-- Exercise aim --
Whenever a line below includes the string "title", show it.

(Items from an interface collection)
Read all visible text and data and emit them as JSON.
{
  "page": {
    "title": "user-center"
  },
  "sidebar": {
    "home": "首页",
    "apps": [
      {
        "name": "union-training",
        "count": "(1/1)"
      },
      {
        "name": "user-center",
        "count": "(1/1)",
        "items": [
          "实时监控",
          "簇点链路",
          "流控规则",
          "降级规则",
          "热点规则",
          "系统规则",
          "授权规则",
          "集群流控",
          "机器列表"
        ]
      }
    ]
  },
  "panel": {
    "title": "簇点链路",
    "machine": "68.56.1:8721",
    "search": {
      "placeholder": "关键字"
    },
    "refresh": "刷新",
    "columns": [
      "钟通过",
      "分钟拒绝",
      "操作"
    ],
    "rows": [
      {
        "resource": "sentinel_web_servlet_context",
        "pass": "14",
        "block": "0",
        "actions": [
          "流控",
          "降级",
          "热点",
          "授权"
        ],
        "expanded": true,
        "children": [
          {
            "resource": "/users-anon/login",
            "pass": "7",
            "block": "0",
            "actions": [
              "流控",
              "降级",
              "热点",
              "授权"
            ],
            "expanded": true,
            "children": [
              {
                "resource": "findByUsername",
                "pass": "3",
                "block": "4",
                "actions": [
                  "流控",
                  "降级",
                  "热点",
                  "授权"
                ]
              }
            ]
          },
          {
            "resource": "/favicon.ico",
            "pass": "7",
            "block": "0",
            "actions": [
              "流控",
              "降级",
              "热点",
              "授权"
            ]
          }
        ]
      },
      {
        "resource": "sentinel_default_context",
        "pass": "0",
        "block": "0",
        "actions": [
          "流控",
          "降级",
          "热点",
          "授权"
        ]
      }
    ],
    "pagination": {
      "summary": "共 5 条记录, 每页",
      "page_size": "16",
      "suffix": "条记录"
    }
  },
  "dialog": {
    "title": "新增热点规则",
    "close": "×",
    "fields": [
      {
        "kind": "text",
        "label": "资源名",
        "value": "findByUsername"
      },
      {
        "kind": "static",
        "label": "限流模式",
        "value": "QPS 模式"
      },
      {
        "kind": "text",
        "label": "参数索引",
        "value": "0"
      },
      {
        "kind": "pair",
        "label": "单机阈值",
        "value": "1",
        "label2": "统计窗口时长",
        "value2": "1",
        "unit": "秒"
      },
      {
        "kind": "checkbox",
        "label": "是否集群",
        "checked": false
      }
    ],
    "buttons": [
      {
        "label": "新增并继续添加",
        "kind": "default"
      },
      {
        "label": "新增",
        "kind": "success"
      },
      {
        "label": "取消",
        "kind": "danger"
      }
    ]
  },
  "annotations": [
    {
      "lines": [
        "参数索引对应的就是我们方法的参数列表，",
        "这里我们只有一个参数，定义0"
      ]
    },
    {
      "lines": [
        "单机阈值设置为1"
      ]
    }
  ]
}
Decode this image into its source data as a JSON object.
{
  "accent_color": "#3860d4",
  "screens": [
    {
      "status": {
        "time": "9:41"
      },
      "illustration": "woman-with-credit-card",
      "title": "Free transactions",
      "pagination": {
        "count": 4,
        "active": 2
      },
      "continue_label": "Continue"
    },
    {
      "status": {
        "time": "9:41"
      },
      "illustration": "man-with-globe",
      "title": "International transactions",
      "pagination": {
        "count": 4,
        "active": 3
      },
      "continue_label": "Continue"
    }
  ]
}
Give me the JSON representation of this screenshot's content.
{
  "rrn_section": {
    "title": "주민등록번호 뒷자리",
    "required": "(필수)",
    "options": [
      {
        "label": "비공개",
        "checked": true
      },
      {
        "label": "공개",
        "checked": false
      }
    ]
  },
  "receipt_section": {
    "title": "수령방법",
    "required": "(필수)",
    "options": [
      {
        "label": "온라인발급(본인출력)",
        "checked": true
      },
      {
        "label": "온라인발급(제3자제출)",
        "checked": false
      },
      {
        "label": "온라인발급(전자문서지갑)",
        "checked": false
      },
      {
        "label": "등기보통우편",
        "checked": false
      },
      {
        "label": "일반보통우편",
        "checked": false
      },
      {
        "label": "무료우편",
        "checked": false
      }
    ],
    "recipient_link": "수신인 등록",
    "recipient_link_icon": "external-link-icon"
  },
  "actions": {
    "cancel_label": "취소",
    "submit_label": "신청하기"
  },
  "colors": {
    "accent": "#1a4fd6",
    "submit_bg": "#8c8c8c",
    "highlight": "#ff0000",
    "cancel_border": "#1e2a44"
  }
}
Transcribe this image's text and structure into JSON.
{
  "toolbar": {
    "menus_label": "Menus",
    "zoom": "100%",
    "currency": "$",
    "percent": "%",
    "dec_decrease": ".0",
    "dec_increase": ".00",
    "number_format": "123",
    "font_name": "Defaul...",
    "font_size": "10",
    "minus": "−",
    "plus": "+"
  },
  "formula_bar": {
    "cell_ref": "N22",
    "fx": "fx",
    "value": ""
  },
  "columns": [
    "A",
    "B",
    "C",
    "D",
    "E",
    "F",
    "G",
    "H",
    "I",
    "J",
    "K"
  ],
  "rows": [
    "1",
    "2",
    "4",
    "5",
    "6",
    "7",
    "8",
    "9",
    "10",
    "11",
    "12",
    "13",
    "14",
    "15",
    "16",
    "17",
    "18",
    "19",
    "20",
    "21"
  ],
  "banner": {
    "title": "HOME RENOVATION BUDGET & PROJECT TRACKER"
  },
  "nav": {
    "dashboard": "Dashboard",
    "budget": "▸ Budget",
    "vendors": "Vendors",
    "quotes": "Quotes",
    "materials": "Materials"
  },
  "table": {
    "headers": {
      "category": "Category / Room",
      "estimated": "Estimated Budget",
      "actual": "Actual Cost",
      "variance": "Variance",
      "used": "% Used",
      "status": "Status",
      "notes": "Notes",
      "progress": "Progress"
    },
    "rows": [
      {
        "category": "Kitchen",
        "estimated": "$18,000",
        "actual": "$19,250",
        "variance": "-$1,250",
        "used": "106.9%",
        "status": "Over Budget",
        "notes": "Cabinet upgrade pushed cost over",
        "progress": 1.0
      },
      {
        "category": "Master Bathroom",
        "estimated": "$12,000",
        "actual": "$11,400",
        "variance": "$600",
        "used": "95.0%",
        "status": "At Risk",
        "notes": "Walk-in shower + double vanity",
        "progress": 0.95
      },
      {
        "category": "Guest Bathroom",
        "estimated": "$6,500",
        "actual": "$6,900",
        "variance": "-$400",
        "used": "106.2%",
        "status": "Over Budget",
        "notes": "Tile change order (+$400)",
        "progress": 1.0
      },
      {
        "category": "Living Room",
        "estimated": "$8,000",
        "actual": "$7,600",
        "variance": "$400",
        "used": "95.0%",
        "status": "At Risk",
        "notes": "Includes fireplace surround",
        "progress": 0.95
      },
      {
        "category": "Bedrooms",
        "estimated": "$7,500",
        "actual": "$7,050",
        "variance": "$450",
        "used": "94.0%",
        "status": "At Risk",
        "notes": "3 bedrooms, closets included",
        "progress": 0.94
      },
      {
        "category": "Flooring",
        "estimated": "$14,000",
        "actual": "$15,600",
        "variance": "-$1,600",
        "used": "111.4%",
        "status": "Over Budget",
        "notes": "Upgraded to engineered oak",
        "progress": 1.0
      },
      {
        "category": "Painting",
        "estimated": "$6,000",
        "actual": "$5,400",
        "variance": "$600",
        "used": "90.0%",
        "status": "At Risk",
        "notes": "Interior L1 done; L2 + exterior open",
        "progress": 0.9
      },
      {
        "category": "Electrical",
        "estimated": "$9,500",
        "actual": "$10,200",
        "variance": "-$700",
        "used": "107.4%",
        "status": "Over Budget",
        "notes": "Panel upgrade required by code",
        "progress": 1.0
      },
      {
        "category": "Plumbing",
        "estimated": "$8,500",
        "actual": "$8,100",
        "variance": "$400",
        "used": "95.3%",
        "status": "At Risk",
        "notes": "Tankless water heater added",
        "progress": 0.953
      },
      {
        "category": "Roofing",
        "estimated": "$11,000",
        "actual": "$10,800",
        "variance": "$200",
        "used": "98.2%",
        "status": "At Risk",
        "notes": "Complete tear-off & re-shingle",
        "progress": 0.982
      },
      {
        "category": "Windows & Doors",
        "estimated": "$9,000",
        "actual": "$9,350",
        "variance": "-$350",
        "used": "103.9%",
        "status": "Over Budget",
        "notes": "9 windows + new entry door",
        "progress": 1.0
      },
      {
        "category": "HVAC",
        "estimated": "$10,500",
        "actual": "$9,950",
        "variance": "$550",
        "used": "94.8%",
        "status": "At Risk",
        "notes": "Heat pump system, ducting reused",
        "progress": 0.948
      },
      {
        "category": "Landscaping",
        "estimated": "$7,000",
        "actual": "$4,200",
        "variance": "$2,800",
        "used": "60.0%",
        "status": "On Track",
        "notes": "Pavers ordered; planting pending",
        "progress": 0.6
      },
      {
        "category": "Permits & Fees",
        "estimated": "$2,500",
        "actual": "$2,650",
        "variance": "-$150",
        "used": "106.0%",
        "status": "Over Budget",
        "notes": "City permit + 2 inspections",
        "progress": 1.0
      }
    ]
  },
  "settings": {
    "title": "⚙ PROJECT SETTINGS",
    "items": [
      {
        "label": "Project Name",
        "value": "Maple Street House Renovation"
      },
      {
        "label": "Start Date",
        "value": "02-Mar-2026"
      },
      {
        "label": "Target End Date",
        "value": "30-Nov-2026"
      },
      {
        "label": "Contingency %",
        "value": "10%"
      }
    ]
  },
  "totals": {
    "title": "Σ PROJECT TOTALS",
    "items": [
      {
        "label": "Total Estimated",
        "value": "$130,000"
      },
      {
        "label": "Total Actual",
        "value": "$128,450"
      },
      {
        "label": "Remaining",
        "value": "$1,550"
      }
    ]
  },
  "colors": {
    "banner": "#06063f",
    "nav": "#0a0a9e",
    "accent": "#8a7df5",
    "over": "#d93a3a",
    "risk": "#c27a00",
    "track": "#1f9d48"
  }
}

-- Solution to this task --
    "title": "user-center"
    "title": "簇点链路",
    "title": "新增热点规则",
      "title": "Free transactions",
      "title": "International transactions",
    "title": "주민등록번호 뒷자리",
    "title": "수령방법",
    "title": "HOME RENOVATION BUDGET & PROJECT TRACKER"
    "title": "⚙ PROJECT SETTINGS",
    "title": "Σ PROJECT TOTALS",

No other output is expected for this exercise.